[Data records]
------------------------------------------------------------
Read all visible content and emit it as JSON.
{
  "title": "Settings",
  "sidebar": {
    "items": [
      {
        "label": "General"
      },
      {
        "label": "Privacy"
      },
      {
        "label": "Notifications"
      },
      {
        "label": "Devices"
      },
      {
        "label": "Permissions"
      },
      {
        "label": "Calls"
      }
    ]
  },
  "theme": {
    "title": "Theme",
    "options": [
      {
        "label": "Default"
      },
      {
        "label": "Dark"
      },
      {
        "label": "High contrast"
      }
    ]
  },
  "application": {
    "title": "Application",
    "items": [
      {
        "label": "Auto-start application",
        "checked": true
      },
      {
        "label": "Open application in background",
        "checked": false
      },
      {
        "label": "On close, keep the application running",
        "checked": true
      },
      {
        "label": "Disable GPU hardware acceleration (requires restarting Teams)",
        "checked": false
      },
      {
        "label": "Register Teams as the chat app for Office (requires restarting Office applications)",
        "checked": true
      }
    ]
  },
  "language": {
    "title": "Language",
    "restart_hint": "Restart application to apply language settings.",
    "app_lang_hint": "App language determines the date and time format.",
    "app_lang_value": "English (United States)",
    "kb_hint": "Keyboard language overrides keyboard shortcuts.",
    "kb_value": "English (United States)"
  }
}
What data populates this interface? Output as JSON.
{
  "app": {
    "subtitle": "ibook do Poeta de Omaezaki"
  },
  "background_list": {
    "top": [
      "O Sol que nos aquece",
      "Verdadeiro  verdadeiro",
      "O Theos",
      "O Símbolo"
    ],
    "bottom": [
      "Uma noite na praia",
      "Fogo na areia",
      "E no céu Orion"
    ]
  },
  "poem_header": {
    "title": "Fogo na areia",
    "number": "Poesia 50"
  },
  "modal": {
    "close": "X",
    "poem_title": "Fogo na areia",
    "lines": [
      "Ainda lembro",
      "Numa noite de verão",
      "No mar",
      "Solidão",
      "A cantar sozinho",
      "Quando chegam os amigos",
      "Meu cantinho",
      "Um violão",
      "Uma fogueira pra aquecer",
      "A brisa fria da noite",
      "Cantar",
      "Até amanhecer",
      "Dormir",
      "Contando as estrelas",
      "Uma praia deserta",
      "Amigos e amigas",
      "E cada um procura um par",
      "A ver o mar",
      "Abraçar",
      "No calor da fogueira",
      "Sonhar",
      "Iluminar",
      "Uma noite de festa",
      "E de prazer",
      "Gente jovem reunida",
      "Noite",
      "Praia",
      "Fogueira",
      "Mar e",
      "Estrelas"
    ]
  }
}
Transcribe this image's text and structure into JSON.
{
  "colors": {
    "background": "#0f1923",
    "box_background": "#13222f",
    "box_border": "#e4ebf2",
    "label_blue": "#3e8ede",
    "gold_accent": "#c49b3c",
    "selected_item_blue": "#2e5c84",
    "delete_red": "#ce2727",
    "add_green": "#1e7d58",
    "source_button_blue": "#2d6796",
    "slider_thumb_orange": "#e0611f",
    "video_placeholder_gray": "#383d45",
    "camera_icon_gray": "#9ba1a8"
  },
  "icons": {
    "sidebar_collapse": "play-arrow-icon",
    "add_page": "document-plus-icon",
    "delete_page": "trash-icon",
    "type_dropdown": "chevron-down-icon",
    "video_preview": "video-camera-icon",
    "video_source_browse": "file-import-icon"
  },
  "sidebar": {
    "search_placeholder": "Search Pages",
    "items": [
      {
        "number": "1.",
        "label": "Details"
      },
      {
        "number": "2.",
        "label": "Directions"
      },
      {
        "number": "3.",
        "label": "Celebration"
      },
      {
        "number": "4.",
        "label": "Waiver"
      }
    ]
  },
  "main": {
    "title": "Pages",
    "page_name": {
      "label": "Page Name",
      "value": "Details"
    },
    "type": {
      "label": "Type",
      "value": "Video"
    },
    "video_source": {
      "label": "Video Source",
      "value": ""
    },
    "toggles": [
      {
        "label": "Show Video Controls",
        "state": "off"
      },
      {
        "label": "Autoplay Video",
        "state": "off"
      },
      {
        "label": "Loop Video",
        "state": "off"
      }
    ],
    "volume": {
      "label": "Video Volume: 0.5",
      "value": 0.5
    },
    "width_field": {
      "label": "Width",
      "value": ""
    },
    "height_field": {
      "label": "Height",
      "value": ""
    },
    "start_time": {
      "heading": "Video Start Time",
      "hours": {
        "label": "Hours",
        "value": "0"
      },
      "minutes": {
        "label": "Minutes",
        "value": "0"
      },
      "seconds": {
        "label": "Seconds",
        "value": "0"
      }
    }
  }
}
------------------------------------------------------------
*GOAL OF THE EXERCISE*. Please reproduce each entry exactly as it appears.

*TASK ANSWER*.
Read all visible content and emit it as JSON.
{
  "title": "Settings",
  "sidebar": {
    "items": [
      {
        "label": "General"
      },
      {
        "label": "Privacy"
      },
      {
        "label": "Notifications"
      },
      {
        "label": "Devices"
      },
      {
        "label": "Permissions"
      },
      {
        "label": "Calls"
      }
    ]
  },
  "theme": {
    "title": "Theme",
    "options": [
      {
        "label": "Default"
      },
      {
        "label": "Dark"
      },
      {
        "label": "High contrast"
      }
    ]
  },
  "application": {
    "title": "Application",
    "items": [
      {
        "label": "Auto-start application",
        "checked": true
      },
      {
        "label": "Open application in background",
        "checked": false
      },
      {
        "label": "On close, keep the application running",
        "checked": true
      },
      {
        "label": "Disable GPU hardware acceleration (requires restarting Teams)",
        "checked": false
      },
      {
        "label": "Register Teams as the chat app for Office (requires restarting Office applications)",
        "checked": true
      }
    ]
  },
  "language": {
    "title": "Language",
    "restart_hint": "Restart application to apply language settings.",
    "app_lang_hint": "App language determines the date and time format.",
    "app_lang_value": "English (United States)",
    "kb_hint": "Keyboard language overrides keyboard shortcuts.",
    "kb_value": "English (United States)"
  }
}
What data populates this interface? Output as JSON.
{
  "app": {
    "subtitle": "ibook do Poeta de Omaezaki"
  },
  "background_list": {
    "top": [
      "O Sol que nos aquece",
      "Verdadeiro  verdadeiro",
      "O Theos",
      "O Símbolo"
    ],
    "bottom": [
      "Uma noite na praia",
      "Fogo na areia",
      "E no céu Orion"
    ]
  },
  "poem_header": {
    "title": "Fogo na areia",
    "number": "Poesia 50"
  },
  "modal": {
    "close": "X",
    "poem_title": "Fogo na areia",
    "lines": [
      "Ainda lembro",
      "Numa noite de verão",
      "No mar",
      "Solidão",
      "A cantar sozinho",
      "Quando chegam os amigos",
      "Meu cantinho",
      "Um violão",
      "Uma fogueira pra aquecer",
      "A brisa fria da noite",
      "Cantar",
      "Até amanhecer",
      "Dormir",
      "Contando as estrelas",
      "Uma praia deserta",
      "Amigos e amigas",
      "E cada um procura um par",
      "A ver o mar",
      "Abraçar",
      "No calor da fogueira",
      "Sonhar",
      "Iluminar",
      "Uma noite de festa",
      "E de prazer",
      "Gente jovem reunida",
      "Noite",
      "Praia",
      "Fogueira",
      "Mar e",
      "Estrelas"
    ]
  }
}
Transcribe this image's text and structure into JSON.
{
  "colors": {
    "background": "#0f1923",
    "box_background": "#13222f",
    "box_border": "#e4ebf2",
    "label_blue": "#3e8ede",
    "gold_accent": "#c49b3c",
    "selected_item_blue": "#2e5c84",
    "delete_red": "#ce2727",
    "add_green": "#1e7d58",
    "source_button_blue": "#2d6796",
    "slider_thumb_orange": "#e0611f",
    "video_placeholder_gray": "#383d45",
    "camera_icon_gray": "#9ba1a8"
  },
  "icons": {
    "sidebar_collapse": "play-arrow-icon",
    "add_page": "document-plus-icon",
    "delete_page": "trash-icon",
    "type_dropdown": "chevron-down-icon",
    "video_preview": "video-camera-icon",
    "video_source_browse": "file-import-icon"
  },
  "sidebar": {
    "search_placeholder": "Search Pages",
    "items": [
      {
        "number": "1.",
        "label": "Details"
      },
      {
        "number": "2.",
        "label": "Directions"
      },
      {
        "number": "3.",
        "label": "Celebration"
      },
      {
        "number": "4.",
        "label": "Waiver"
      }
    ]
  },
  "main": {
    "title": "Pages",
    "page_name": {
      "label": "Page Name",
      "value": "Details"
    },
    "type": {
      "label": "Type",
      "value": "Video"
    },
    "video_source": {
      "label": "Video Source",
      "value": ""
    },
    "toggles": [
      {
        "label": "Show Video Controls",
        "state": "off"
      },
      {
        "label": "Autoplay Video",
        "state": "off"
      },
      {
        "label": "Loop Video",
        "state": "off"
      }
    ],
    "volume": {
      "label": "Video Volume: 0.5",
      "value": 0.5
    },
    "width_field": {
      "label": "Width",
      "value": ""
    },
    "height_field": {
      "label": "Height",
      "value": ""
    },
    "start_time": {
      "heading": "Video Start Time",
      "hours": {
        "label": "Hours",
        "value": "0"
      },
      "minutes": {
        "label": "Minutes",
        "value": "0"
      },
      "seconds": {
        "label": "Seconds",
        "value": "0"
      }
    }
  }
}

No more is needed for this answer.